Non-Energy Benefits (NEBs) – The additional benefits created when a homeowner completes home performance upgrades. These include: cost savings, improved comfort and health, industry development, job creation, and reductions in GHG emissions.
Prescriptive Measures – Programs that focus on providing incentives for the purchase and proper installation of specific energy saving equipment, such as furnaces and water heaters, super-high-performance major appliances such as refrigerators and washing machines, or changes to a building’s envelope such as insulation and duct sealing.
Property Assessed Clean Energy (PACE) – Financing mechanism that enables local governments to finance renewable energy and energy efficiency projects on private property, including residential, commercial and industrial properties. The programs eliminate the chief barrier to clean energy installations– the large upfront cost– by offering the property owner a loan that can be repaid in fixed payments as part of their property tax bill. Generally, PACE is rooted in traditional land-secured municipal finance. A local government creates an improvement district; a bond, secured by real property within the district, is issued; and the bond proceeds are used to fund renewable energy and energy efficiency projects.
Renewable Energy Technologies: Technologies that produce sustainable, clean energy from sources such as the sun, the wind, plants, and water. These include biomass, geothermal, hydrogen, hydropower, ocean, solar energy, and wind.

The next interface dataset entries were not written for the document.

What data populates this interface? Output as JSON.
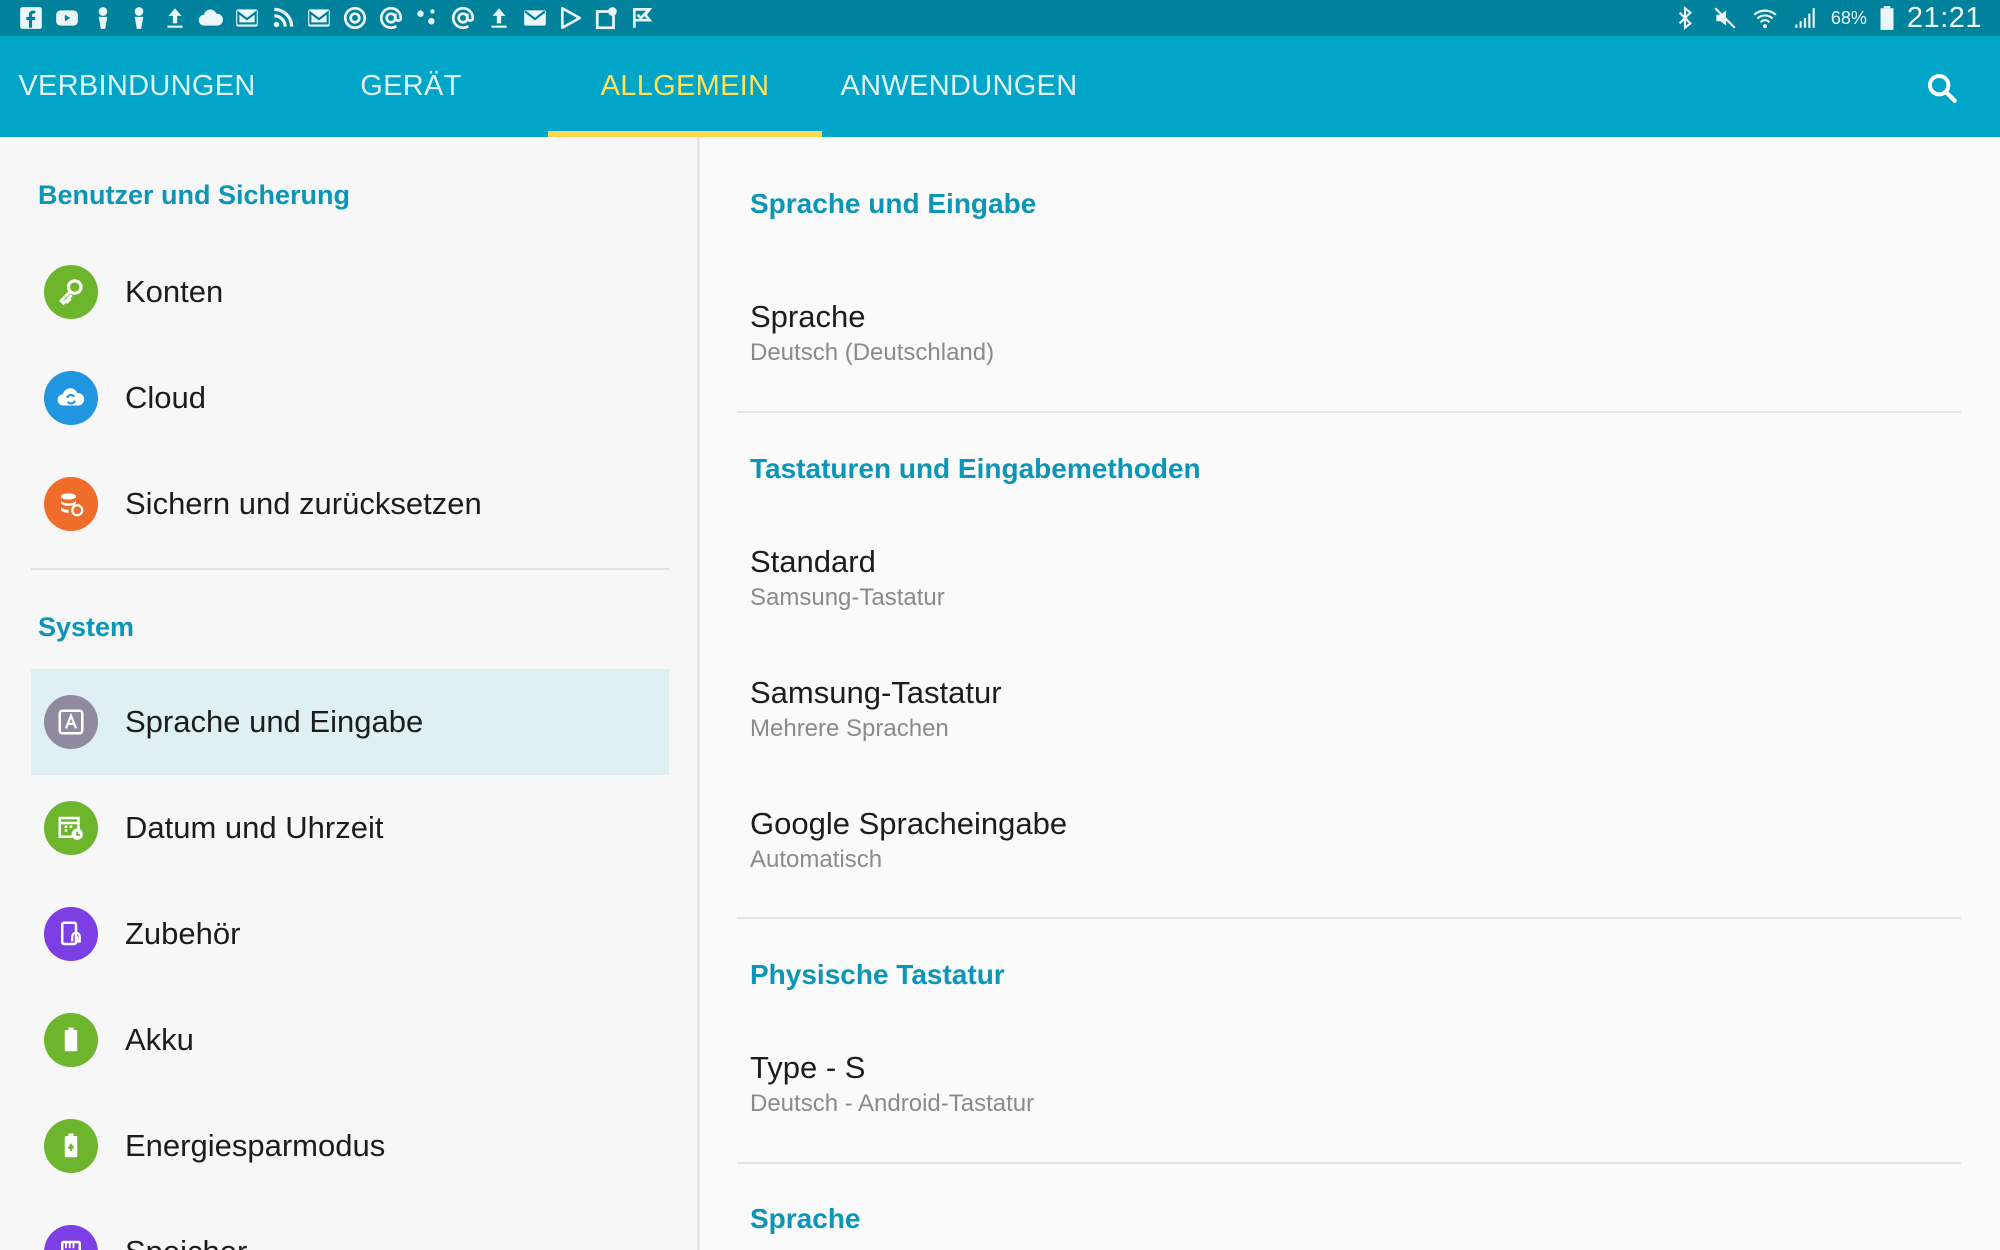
{
  "statusbar": {
    "left_icons": [
      "facebook-icon",
      "youtube-icon",
      "person-pin-icon",
      "person-pin-icon",
      "upload-icon",
      "cloud-icon",
      "gmail-icon",
      "rss-icon",
      "gmail-icon",
      "sync-icon",
      "at-sign-icon",
      "connections-icon",
      "at-sign-icon",
      "upload-icon",
      "mail-icon",
      "play-store-icon",
      "maps-icon",
      "check-flag-icon"
    ],
    "right_icons": [
      "bluetooth-icon",
      "mute-icon",
      "wifi-icon",
      "signal-icon",
      "battery-icon"
    ],
    "battery": "68%",
    "time": "21:21"
  },
  "tabs": [
    {
      "label": "VERBINDUNGEN",
      "active": false
    },
    {
      "label": "GERÄT",
      "active": false
    },
    {
      "label": "ALLGEMEIN",
      "active": true
    },
    {
      "label": "ANWENDUNGEN",
      "active": false
    }
  ],
  "colors": {
    "statusbar": "#00829d",
    "tabbar": "#00a5c8",
    "active_tab": "#ffe15a",
    "section_header": "#0b95b6",
    "selected_row": "#def0f4"
  },
  "left": {
    "sections": [
      {
        "header": "Benutzer und Sicherung",
        "items": [
          {
            "label": "Konten",
            "icon": "key-icon",
            "color": "#6cb52d"
          },
          {
            "label": "Cloud",
            "icon": "cloud-sync-icon",
            "color": "#2196e0"
          },
          {
            "label": "Sichern und zurücksetzen",
            "icon": "backup-icon",
            "color": "#ef6c2a"
          }
        ]
      },
      {
        "header": "System",
        "items": [
          {
            "label": "Sprache und Eingabe",
            "icon": "language-icon",
            "color": "#8f8aa0",
            "selected": true
          },
          {
            "label": "Datum und Uhrzeit",
            "icon": "calendar-clock-icon",
            "color": "#6cb52d"
          },
          {
            "label": "Zubehör",
            "icon": "accessory-icon",
            "color": "#7b3fe4"
          },
          {
            "label": "Akku",
            "icon": "battery-icon",
            "color": "#6cb52d"
          },
          {
            "label": "Energiesparmodus",
            "icon": "power-saving-icon",
            "color": "#6cb52d"
          },
          {
            "label": "Speicher",
            "icon": "storage-icon",
            "color": "#7b3fe4"
          }
        ]
      }
    ]
  },
  "right": {
    "sections": [
      {
        "header": "Sprache und Eingabe",
        "items": [
          {
            "title": "Sprache",
            "subtitle": "Deutsch (Deutschland)"
          }
        ]
      },
      {
        "header": "Tastaturen und Eingabemethoden",
        "items": [
          {
            "title": "Standard",
            "subtitle": "Samsung-Tastatur"
          },
          {
            "title": "Samsung-Tastatur",
            "subtitle": "Mehrere Sprachen"
          },
          {
            "title": "Google Spracheingabe",
            "subtitle": "Automatisch"
          }
        ]
      },
      {
        "header": "Physische Tastatur",
        "items": [
          {
            "title": "Type - S",
            "subtitle": "Deutsch - Android-Tastatur"
          }
        ]
      },
      {
        "header": "Sprache",
        "items": []
      }
    ]
  }
}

Residential Energy Services Network (RESNET) – a membership 501(c)(3) nonprofit organization that set the standards of quality for the building energy performance industry, including standards for building performance software, HERS raters’ knowledge base & skill sets, and quality assurance evaluations. RESNET’s standards are officially recognized by the U.S. mortgage industry for capitalizing a building’s energy performance in the mortgage loan, certification of “White Tags” for private financial investors, and by the federal government for verification of building energy performance for such programs as federal tax incentives, the Environmental Protection Agency’s ENERGY STAR program and the U.S. Department of Energy’s Building America Program. www.natresnet.org
Weatherization: A category of home energy upgrades which includes sealing and insulating the building envelope. Also a term used to refer to DOE’s Weatherization Assistance Program, which provides home energy upgrades to low income populations.
Weatherstripping: An energy efficiency measure that involves installing a material to seal air leaks around components that open, close and generally move (exterior doors and windows).
Whole Home Program – A program that incorporates building science principles to comprehensively assess existing conditions of a home’s energy usage, as well as how all the systems within the home interact. This assessment is then used to create a detailed work scope, or plan, to achieve the greatest energy savings for the home over a long period of time. A whole home program relies on properly trained and certified technicians to complete the installation of measures incorporating best practices to nationally recognized standards, typically followed up with third-party quality assurance inspections. www.cee1.org